Wednesday, July 29, 2009

Spain and Children's Playgrounds!

I just arrived back from Spain a few weeks ago and already miss that wonderful place. What a beautiful and amazing country. I visited ten cities in just about two and a half weeks. When I arrived home, I felt as though I needed a vacation from what was supposed to be my relaxing summer trip.

What clean and friendly cities all throughout southern Spain! The food was less exciting than I had hoped. No real variety or flavor. What a disappointment...

And of course, I could not help myself and inspected a couple of playgrounds while I was there.

Wow, what a horrific site! Safety, what safety? It was a disaster.

Most of the play areas were in poor condition and not maintained as well as the city sidewalks. In Madrid the sidewalks get cleaned every night with power washers at roughly 12:30am (Madrid begins to get dark at about 10:00pm during the summer and dinner and everything is just later in Spain) but I digress, sorry…

The equipment as I stated, was not maintained after it was installed and the safety surfacing was the Poured-In-Place type. However, it was not completed with an adequate pour that would meet the minimum use zones nor a thickness that would meet the critical fall heights.

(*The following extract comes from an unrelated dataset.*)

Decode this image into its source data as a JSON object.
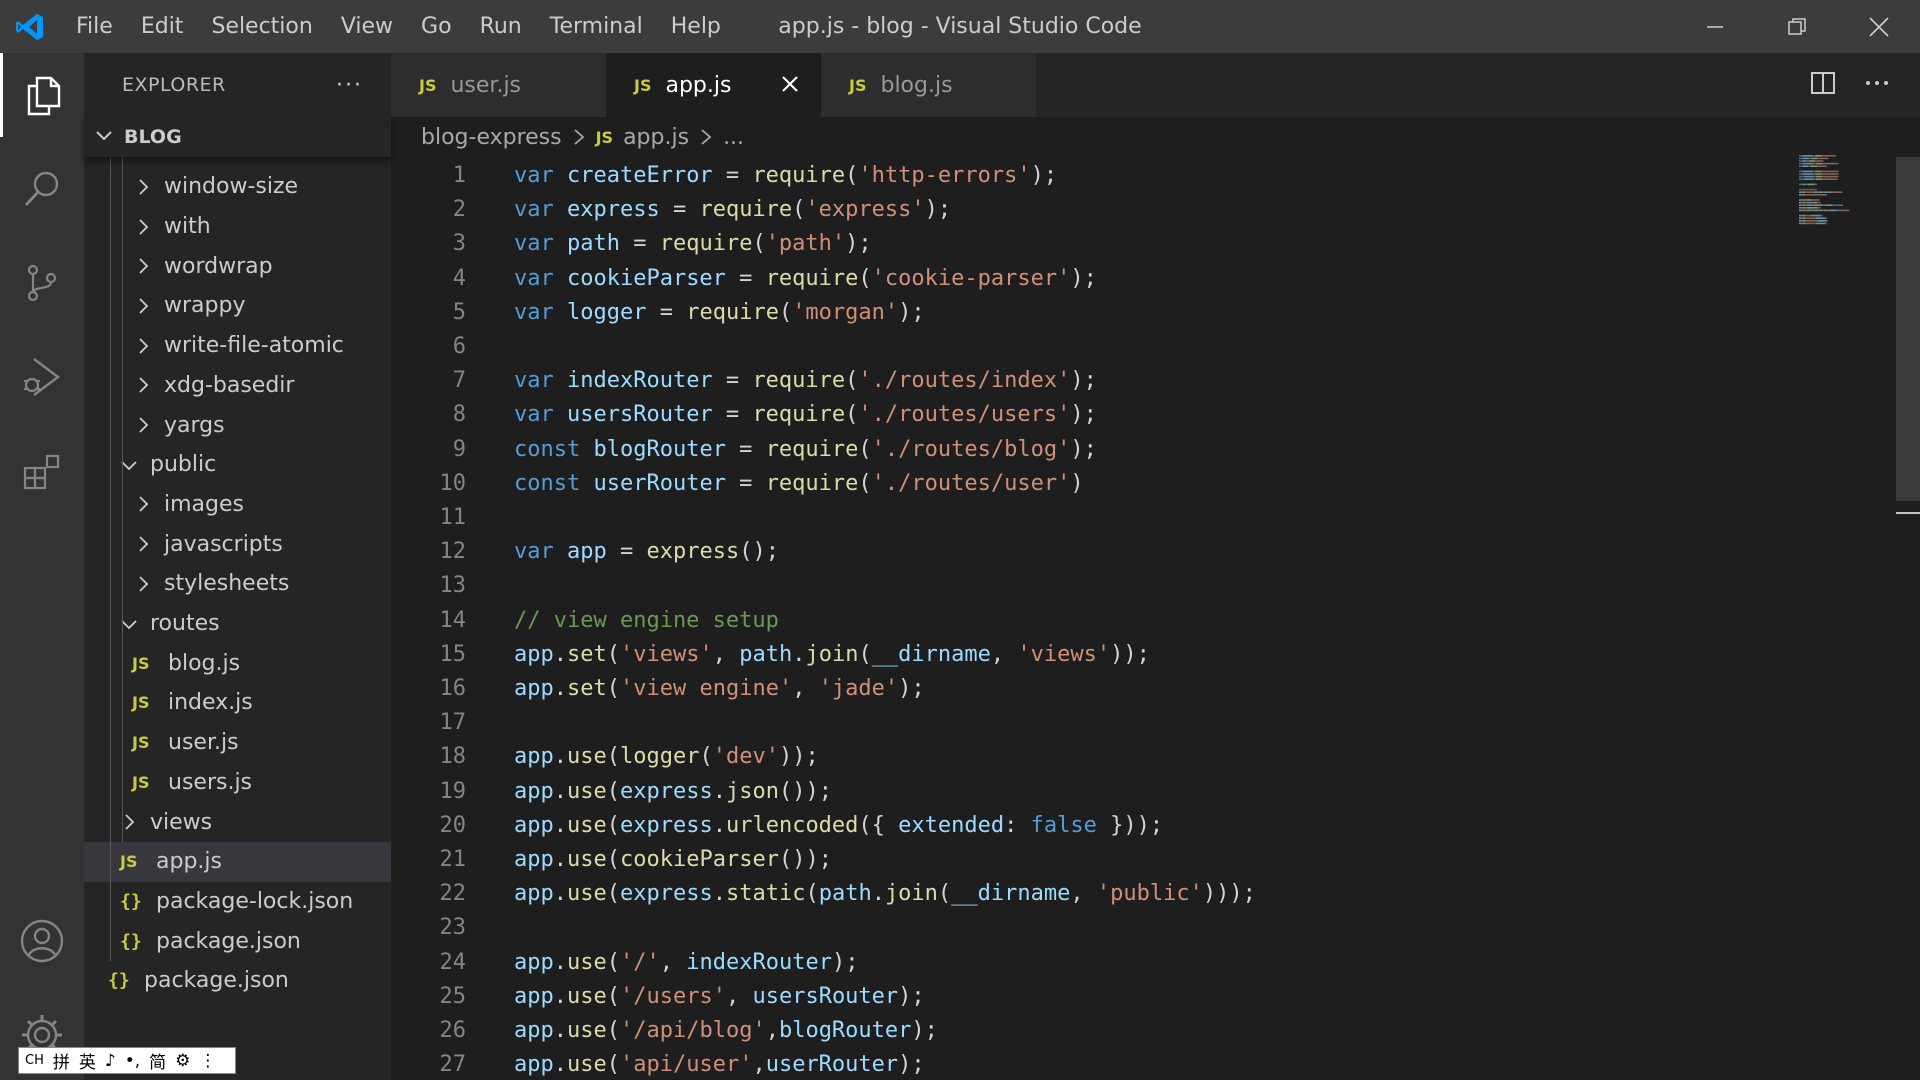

Let me explain further. The play structure needs to have a minimum safety padding around the play structure that will “catch” the child in case of a possible fall. The recommendation from the Consumer Product Safety Commission is 6 to 8 feet. I usually recommend a more stringent requirement of a minimum of 8 feet from the play structure. The Critical Fall Height of the play structure in our industry is typically measured from the platform height of the equipment. I again, use a stricter point of view here and look for any possible areas where a child may be able to gain access to, and will use this as a Fall Height Criteria. The Head Injury Criteria is to simulate a hypothetical child’s head falling to the surface. The purpose is obviously to minimize a serious head injury. So the play surfacing thickness underneath the play structure needs to be adequate enough to minimize this potential critical injury.

The overall play environment was poor and not stimulating for children. I could speak volumes of what it did not have and if you look at the "Collective Safe Play Environment" list, I think you can come up with your own conclusions. A picture is worth more than a 1000 words. So I have attached a few pictures.

Spain, like the United States, needs to spend more time in providing safer play environments for children. For both countries it starts from the bottom with Industry Experts, Community Leaders and Parents putting pressure on the local municipalities. Both countries need to create effective leadership councils that consists of the Experts, Community Leaders and Parents that can create educational guidelines, funding, and finally, enforcement to have municipalities take this seriously. The well being of our children is at stake.

Sunday, July 26, 2009

What is "Safe Child Campaign"?

Providing “Collective Safe Play Environments for our children through:

Creativity in Design
Age Appropriate (2-5, 6-12, 13-17)
Superior Equipment Quality
Special Needs Friendly
Play Functionality
Educational Features
Open Space
Shelter / Shading
Superior Safety Surfacing
Site Furnishings
Child Safety
Child Security
Community Involvement
Record Keeping

I believe it is vital to have all of these elements present in order to have an interactive, safe environment. Our children should want to continue to utilize these environments for continued play and education. It is unfortunate that in most areas around the United States they do NOT subscribe to the "Collective Safe Play Environment". I want to change this.

What are your thoughts?